### What the task asks
Please work out how many lines in the data below hold the word "JSON", and state only the number.

### Record excerpts
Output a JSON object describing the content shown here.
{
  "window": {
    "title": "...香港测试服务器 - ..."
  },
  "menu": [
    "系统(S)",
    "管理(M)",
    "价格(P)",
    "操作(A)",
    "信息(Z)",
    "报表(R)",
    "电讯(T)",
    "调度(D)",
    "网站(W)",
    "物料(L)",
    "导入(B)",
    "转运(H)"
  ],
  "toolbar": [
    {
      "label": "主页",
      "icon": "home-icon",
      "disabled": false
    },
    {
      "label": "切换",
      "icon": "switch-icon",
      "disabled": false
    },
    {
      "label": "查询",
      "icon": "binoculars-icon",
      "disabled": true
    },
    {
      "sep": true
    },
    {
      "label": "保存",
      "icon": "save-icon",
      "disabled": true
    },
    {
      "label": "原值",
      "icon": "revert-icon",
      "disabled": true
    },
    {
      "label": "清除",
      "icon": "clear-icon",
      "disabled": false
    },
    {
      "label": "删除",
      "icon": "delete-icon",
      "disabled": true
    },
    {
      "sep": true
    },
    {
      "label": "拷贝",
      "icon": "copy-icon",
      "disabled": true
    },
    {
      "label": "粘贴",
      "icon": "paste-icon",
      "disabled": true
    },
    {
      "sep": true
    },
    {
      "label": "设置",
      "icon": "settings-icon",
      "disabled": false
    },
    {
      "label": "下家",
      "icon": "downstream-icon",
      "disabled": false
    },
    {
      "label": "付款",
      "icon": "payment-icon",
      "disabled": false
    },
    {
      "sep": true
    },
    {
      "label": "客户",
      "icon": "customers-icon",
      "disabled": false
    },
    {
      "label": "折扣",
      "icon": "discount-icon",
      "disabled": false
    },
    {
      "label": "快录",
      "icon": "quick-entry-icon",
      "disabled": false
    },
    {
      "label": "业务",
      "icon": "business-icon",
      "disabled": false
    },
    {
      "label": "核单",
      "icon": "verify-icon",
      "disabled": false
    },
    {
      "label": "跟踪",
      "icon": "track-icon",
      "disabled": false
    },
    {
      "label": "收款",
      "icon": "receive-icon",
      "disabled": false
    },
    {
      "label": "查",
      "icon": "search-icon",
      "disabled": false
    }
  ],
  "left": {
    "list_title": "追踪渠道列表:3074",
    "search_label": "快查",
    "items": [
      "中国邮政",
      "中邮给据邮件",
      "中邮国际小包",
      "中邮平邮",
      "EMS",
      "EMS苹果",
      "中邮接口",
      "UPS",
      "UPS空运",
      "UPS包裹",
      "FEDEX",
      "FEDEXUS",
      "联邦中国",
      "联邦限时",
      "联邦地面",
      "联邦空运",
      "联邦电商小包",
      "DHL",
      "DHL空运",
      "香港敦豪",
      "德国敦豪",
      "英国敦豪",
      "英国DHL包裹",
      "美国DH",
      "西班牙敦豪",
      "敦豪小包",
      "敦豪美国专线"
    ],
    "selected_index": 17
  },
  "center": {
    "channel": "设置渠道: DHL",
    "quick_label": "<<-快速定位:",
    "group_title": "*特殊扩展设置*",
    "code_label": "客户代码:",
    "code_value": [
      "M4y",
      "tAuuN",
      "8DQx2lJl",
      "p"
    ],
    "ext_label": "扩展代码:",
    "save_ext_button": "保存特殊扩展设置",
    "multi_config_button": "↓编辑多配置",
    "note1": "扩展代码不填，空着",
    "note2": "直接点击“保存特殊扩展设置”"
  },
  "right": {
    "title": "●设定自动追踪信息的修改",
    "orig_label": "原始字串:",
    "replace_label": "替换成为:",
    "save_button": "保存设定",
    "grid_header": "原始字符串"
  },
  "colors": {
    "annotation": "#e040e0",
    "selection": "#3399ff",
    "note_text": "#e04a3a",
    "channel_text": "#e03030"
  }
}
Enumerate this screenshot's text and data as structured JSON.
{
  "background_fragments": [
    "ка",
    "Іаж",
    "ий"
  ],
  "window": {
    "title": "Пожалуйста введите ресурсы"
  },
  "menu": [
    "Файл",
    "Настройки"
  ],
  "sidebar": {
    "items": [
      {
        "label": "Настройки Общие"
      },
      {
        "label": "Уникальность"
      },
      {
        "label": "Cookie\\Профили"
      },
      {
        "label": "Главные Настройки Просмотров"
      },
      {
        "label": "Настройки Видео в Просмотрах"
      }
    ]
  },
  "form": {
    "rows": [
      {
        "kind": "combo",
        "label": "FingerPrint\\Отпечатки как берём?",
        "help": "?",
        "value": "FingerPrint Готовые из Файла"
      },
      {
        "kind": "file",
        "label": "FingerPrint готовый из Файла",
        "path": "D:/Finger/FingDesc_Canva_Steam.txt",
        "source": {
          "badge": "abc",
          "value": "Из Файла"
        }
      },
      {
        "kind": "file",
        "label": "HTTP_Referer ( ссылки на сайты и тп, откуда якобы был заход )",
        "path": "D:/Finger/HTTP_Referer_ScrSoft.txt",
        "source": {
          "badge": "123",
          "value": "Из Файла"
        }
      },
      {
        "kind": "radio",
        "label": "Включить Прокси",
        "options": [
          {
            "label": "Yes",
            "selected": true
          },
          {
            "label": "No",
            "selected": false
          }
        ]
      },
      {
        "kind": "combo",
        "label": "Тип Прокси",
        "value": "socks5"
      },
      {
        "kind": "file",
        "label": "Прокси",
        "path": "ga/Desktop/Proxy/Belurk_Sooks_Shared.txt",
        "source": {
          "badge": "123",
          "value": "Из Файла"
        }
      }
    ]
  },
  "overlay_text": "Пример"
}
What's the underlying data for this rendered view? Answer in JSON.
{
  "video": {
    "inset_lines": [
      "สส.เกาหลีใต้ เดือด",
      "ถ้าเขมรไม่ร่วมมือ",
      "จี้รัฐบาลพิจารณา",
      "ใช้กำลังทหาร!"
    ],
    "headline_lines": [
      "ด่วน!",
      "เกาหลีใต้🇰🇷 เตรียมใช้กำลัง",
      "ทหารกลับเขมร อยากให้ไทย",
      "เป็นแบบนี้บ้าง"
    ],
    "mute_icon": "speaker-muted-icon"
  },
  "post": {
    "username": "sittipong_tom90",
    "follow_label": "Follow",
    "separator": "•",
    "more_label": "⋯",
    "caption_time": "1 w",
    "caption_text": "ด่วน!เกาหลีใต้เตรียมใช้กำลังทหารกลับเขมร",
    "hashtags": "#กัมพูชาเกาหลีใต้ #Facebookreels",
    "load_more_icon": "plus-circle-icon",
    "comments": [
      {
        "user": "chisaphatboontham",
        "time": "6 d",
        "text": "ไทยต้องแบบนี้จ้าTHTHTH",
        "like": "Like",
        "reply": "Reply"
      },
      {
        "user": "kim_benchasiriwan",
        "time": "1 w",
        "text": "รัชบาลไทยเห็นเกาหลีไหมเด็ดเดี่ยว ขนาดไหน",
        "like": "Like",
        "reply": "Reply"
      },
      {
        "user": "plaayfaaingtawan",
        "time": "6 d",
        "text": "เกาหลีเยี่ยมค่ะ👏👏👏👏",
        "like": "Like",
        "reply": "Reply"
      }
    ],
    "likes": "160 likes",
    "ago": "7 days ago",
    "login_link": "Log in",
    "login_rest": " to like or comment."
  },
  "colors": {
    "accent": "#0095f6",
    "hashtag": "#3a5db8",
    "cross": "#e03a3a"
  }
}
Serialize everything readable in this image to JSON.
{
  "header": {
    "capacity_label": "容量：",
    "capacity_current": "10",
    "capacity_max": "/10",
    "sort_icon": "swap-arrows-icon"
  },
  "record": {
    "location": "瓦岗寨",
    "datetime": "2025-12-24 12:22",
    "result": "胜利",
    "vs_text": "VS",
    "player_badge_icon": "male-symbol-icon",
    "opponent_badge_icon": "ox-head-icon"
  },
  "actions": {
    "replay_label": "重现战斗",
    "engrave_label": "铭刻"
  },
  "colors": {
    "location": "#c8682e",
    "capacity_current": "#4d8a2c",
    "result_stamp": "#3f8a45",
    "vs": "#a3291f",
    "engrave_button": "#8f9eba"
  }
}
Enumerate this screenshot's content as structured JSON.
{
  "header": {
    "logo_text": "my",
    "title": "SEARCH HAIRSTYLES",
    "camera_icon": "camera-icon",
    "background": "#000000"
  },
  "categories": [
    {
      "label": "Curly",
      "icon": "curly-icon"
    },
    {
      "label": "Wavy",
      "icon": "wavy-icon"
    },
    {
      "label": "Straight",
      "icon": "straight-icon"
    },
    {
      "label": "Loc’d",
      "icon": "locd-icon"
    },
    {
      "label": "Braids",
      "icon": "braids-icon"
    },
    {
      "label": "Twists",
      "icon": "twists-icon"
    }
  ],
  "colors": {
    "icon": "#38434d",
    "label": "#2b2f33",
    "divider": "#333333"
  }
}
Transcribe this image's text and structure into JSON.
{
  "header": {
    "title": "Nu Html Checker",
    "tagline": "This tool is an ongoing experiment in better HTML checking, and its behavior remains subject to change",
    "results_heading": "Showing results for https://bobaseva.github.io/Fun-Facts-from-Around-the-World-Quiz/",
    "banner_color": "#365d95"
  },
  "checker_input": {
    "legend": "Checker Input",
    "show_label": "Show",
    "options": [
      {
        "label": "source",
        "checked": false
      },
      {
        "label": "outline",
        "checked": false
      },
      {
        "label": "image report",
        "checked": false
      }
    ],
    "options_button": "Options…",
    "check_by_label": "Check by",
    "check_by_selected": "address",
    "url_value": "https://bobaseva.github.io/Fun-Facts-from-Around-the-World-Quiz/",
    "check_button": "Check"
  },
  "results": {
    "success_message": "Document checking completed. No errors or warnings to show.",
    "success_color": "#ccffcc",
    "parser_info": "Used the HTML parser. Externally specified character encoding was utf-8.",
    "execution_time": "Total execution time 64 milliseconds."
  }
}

### Result below
6